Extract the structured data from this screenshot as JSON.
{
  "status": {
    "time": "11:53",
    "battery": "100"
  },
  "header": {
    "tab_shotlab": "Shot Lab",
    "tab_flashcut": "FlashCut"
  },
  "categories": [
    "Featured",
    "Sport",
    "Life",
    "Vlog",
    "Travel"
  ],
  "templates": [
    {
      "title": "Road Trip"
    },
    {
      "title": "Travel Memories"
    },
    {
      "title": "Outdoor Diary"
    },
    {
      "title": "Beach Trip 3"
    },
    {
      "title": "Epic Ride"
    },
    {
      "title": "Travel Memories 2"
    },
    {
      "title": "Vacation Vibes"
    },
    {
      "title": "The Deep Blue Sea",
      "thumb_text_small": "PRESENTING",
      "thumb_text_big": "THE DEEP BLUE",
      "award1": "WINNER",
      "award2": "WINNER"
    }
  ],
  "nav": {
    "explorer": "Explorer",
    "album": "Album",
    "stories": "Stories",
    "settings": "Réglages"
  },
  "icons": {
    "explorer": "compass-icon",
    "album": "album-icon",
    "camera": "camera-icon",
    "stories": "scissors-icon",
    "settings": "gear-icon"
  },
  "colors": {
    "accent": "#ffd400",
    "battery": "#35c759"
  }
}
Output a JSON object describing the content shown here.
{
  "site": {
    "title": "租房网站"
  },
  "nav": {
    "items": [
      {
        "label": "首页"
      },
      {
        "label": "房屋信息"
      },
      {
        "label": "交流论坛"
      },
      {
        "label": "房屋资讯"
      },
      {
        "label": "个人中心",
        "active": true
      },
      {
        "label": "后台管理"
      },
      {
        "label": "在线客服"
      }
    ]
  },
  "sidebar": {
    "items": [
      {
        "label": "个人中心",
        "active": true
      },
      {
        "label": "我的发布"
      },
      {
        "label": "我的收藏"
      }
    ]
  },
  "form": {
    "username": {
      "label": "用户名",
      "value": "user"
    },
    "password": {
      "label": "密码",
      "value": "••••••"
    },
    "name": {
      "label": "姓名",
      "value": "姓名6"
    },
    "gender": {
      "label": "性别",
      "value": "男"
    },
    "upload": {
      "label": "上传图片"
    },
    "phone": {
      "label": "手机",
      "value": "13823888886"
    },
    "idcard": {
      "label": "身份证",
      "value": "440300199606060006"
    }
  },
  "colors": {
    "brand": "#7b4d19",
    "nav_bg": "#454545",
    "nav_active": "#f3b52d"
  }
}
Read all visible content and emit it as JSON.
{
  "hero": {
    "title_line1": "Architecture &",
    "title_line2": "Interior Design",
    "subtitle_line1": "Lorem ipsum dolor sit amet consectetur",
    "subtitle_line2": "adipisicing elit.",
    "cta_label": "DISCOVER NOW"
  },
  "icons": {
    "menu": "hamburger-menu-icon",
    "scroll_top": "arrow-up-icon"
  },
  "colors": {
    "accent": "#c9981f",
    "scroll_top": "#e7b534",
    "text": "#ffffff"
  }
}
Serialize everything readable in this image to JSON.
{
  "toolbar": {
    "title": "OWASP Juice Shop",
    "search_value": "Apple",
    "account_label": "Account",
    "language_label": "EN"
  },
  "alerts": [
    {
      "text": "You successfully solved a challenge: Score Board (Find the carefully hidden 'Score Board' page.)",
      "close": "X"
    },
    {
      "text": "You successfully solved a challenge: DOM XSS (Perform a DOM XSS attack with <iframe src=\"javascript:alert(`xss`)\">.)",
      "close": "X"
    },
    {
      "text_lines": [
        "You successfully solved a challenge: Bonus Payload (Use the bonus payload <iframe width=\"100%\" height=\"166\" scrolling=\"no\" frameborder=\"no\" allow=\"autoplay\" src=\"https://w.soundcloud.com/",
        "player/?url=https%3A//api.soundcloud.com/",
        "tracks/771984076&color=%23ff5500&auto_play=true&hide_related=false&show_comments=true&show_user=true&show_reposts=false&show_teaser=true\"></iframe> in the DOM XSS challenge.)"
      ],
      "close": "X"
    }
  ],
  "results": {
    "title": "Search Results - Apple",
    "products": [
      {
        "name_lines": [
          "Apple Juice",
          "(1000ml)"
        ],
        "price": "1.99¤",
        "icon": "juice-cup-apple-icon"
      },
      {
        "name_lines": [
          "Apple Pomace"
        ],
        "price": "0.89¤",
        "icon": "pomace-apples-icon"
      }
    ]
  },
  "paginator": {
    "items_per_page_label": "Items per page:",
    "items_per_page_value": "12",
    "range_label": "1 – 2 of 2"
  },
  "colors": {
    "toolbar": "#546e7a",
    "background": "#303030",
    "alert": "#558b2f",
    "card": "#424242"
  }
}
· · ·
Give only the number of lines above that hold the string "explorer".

2